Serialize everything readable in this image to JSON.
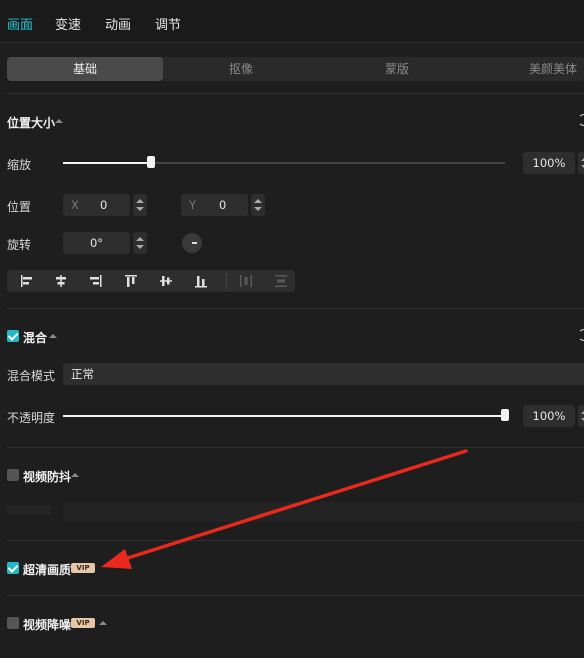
{
  "top_tabs": [
    "画面",
    "变速",
    "动画",
    "调节"
  ],
  "sub_tabs": [
    "基础",
    "抠像",
    "蒙版",
    "美颜美体"
  ],
  "position_size": {
    "title": "位置大小",
    "scale_label": "缩放",
    "scale_value": "100%",
    "scale_level": 0.2,
    "position_label": "位置",
    "x_label": "X",
    "x_value": "0",
    "y_label": "Y",
    "y_value": "0",
    "rotate_label": "旋转",
    "rotate_value": "0°",
    "align_icons": [
      "align-left-icon",
      "align-center-h-icon",
      "align-right-icon",
      "align-top-icon",
      "align-center-v-icon",
      "align-bottom-icon",
      "distribute-h-icon",
      "distribute-v-icon"
    ]
  },
  "blend": {
    "title": "混合",
    "checked": true,
    "mode_label": "混合模式",
    "mode_value": "正常",
    "opacity_label": "不透明度",
    "opacity_value": "100%",
    "opacity_level": 1.0
  },
  "stabilize": {
    "title": "视频防抖",
    "checked": false
  },
  "hd": {
    "title": "超清画质",
    "checked": true,
    "badge": "VIP"
  },
  "denoise": {
    "title": "视频降噪",
    "checked": false,
    "badge": "VIP"
  },
  "colors": {
    "accent": "#26c7d4",
    "checkbox": "#21b9c6",
    "vip": "#e5c6a6",
    "arrow": "#e8291c"
  }
}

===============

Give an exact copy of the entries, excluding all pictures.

Serialize everything readable in this image to JSON.
{
  "top_tabs": [
    "画面",
    "变速",
    "动画",
    "调节"
  ],
  "sub_tabs": [
    "基础",
    "抠像",
    "蒙版",
    "美颜美体"
  ],
  "position_size": {
    "title": "位置大小",
    "scale_label": "缩放",
    "scale_value": "100%",
    "scale_level": 0.2,
    "position_label": "位置",
    "x_label": "X",
    "x_value": "0",
    "y_label": "Y",
    "y_value": "0",
    "rotate_label": "旋转",
    "rotate_value": "0°",
    "align_icons": [
      "align-left-icon",
      "align-center-h-icon",
      "align-right-icon",
      "align-top-icon",
      "align-center-v-icon",
      "align-bottom-icon",
      "distribute-h-icon",
      "distribute-v-icon"
    ]
  },
  "blend": {
    "title": "混合",
    "checked": true,
    "mode_label": "混合模式",
    "mode_value": "正常",
    "opacity_label": "不透明度",
    "opacity_value": "100%",
    "opacity_level": 1.0
  },
  "stabilize": {
    "title": "视频防抖",
    "checked": false
  },
  "hd": {
    "title": "超清画质",
    "checked": true,
    "badge": "VIP"
  },
  "denoise": {
    "title": "视频降噪",
    "checked": false,
    "badge": "VIP"
  },
  "colors": {
    "accent": "#26c7d4",
    "checkbox": "#21b9c6",
    "vip": "#e5c6a6",
    "arrow": "#e8291c"
  }
}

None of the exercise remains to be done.